As parents of small children, we’ve all experienced the sheer terror of losing a child, even if it was just a brief moment of separation or they’ve left our sight for a minute or two. The same is true for lovers of animals, out of sight is definitely not out of mind when you’re a pet owner or a parent.
As responsible pet owners, we all understand the importance of microchipping, ID tags, even tattoos and should always keep current photos of our animals in case they’re misplaced. But there are some other, less obvious ways we can protect our pets from becoming lost or stolen.
What’s the first thing that comes to mind when getting an ID tag for your animal, often the very first line engraved, their name. But this is actually the last thing you should consider putting on this important piece of identification.
Many experts recommend omitting this info altogether and simply putting your contact information on it instead. If your dog or cat is lost or stolen, the person finding or taking your animal does not need to know their name, just how to locate you as the owner.
If you have an outdoor animal, make sure any service providers you have are aware of the fact that you have a pet. Landscapers, swimming pool technicians, contractors and other workers that enter and leave your property should be aware that you’re a pet owner and be mindful of this important circumstance.
While the majority of them are professional and courteous, a simple slip of the wrist could leave your gate unlatched and give your animal an open door to the outside world. On the other hand, you should consider leaving your pet indoors on the day(s) your service provider arrives.

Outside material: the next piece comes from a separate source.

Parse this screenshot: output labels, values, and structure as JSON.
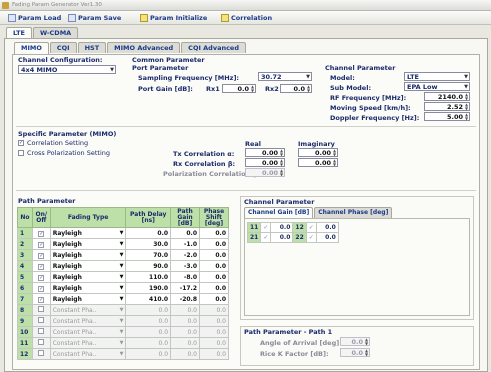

Especially if you live in a residential neighbourhood with other animal owners, get to know the other people in your community along with their pets. Often when an animal goes missing, they seldom get far if they’ve escaped from your home. Fellow animals lovers, aware of where you live and the identity of your pet, are your best chance for a happy reunion.
Back in the days before modern technology, a few of the only chances we had for finding our missing pet was posting flyers around the neighbourhood, putting an ad in our local newspaper and checking nearby animal shelters. But with the internet at our disposal, this opens up a huge online venue for posting an alert to hundreds or even thousands of our “friends” to be on the lookout for our pet.
Again, if you have an outdoor animal, be sure to check regularly for possible escape routes. Look for loose boards in fencing, places where they could be digging, faulty hinges or latches on gates. For inside critters, especially cats, ensure screens are tightly fitting inside their frames if you’ll be opening the window.
Be mindful of keeping exterior doors and windows closed at all times, especially after they’re opened. Quick cats and dodgy dogs can quickly dart out through an open door when we’re not paying attention to try to catch an unfamiliar creature. With a little planning, some extra care and attention, we can help ensure our pets remain home with us instead of wandering the streets.